— DATASET RECORDS —
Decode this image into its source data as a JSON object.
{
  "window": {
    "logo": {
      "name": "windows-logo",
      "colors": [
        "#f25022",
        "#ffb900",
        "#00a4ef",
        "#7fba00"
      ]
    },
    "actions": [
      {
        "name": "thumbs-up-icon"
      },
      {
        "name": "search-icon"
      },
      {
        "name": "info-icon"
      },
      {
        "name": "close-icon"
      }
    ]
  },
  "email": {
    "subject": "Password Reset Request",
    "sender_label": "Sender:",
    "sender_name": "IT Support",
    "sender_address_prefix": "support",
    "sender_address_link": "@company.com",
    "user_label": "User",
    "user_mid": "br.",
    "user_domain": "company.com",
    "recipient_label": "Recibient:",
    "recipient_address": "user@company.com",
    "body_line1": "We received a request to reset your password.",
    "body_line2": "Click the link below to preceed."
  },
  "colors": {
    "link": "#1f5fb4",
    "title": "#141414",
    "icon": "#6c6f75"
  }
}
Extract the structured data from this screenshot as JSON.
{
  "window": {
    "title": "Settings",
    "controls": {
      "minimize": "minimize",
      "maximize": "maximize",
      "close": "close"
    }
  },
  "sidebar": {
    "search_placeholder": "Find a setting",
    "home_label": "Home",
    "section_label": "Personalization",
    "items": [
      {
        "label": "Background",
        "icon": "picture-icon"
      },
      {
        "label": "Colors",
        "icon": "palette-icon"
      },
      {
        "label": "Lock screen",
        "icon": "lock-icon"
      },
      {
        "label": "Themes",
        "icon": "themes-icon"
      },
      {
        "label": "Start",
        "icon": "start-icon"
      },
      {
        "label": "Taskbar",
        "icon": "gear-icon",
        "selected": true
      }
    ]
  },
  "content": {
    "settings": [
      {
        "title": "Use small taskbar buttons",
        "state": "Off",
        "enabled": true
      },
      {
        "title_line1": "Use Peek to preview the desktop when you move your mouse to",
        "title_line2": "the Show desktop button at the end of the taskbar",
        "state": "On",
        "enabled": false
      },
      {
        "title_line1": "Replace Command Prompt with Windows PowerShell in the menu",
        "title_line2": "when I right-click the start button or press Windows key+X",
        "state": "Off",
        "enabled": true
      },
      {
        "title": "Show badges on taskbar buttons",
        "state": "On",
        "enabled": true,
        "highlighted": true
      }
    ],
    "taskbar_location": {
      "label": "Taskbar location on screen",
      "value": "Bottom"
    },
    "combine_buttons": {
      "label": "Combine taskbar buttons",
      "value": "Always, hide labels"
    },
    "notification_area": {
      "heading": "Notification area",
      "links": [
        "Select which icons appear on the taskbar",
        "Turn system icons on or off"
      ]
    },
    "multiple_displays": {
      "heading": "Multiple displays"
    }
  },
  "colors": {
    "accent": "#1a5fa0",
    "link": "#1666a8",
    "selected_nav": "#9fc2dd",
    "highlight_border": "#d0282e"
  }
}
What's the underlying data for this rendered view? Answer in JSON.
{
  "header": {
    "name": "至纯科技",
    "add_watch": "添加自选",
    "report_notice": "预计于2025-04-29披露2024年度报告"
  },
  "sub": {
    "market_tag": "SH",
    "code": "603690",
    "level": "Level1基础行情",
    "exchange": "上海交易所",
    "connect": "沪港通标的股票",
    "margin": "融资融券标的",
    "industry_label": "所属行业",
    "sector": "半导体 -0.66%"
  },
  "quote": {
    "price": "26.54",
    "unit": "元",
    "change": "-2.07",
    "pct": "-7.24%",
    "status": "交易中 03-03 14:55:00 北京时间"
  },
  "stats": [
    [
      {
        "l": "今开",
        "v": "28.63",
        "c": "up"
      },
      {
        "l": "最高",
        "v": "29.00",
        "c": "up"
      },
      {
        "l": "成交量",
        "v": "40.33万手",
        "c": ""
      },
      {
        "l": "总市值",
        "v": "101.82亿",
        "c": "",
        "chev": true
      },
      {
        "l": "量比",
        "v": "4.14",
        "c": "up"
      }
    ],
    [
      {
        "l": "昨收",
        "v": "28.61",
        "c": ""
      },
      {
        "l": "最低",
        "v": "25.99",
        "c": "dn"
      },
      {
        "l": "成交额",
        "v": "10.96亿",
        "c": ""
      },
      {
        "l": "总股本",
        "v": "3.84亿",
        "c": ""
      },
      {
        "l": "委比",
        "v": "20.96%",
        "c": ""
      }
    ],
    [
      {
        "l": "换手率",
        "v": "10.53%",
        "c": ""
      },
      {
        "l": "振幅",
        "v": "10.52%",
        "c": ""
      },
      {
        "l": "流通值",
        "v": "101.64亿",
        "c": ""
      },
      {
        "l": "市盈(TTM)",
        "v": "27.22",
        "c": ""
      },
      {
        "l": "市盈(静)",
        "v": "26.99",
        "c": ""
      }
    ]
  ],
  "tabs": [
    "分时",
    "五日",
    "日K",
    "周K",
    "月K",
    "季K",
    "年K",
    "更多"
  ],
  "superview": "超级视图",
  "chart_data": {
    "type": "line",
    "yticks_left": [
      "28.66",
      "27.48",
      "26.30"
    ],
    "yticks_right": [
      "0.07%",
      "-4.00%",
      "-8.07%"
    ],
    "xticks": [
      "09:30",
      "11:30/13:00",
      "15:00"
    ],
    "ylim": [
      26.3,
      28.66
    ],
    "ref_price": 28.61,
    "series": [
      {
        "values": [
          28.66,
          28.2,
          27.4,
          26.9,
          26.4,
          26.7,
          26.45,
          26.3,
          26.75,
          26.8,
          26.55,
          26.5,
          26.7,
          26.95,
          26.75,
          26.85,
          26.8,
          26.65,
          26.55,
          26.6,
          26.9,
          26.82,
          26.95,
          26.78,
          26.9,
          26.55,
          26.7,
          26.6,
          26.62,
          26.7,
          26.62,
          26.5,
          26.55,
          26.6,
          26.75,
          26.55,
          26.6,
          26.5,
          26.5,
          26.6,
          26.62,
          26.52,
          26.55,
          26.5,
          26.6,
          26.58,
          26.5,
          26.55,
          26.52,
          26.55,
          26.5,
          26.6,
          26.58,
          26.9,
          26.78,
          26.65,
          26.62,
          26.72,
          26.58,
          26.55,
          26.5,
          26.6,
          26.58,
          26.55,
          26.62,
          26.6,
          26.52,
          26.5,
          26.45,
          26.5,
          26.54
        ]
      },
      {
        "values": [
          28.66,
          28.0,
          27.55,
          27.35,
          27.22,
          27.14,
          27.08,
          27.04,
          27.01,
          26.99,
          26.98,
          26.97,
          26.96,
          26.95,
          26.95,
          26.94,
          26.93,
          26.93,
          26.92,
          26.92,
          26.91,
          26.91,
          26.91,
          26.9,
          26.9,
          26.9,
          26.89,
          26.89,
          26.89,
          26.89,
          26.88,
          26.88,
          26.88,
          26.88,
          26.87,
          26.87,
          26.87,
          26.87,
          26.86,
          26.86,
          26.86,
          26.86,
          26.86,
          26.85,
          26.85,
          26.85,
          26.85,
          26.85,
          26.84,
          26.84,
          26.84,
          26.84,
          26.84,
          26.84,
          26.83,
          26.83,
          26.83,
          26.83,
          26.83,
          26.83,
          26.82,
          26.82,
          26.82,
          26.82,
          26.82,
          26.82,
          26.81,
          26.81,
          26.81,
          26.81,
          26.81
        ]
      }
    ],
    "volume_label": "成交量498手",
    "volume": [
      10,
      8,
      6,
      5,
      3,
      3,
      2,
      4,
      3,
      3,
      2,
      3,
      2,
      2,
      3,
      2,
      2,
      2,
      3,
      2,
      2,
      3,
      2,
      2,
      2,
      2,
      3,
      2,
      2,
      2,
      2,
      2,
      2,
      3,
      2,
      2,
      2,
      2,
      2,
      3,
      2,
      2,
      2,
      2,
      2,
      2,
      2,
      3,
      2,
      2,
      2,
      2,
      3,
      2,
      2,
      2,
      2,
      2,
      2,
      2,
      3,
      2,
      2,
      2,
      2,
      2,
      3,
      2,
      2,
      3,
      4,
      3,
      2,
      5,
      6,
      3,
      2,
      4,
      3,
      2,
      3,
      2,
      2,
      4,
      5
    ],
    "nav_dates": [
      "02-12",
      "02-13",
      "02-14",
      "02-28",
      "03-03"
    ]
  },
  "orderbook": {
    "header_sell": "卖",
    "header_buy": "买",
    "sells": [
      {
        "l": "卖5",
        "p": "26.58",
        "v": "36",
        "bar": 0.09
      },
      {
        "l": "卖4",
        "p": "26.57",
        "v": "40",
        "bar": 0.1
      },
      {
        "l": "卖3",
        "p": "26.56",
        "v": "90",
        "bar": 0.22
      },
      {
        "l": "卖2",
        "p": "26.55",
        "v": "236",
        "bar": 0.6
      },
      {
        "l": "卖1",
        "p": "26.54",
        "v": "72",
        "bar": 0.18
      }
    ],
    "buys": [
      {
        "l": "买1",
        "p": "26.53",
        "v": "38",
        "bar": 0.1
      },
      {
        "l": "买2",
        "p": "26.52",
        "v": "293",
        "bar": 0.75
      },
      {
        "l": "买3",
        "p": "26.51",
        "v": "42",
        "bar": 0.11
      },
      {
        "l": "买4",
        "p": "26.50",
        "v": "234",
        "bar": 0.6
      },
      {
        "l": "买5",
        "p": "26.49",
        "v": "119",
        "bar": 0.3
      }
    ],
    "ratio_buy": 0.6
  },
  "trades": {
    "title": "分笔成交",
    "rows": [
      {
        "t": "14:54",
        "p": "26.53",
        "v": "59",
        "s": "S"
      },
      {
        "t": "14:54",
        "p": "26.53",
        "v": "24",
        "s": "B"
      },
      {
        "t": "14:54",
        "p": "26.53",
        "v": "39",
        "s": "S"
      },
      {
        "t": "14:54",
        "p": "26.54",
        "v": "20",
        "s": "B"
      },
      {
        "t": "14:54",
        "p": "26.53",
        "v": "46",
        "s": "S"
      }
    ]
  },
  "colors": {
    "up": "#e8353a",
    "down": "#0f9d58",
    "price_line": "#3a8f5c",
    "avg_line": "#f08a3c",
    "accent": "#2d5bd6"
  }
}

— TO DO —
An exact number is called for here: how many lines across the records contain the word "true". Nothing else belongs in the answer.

— FINISHED TASK —
6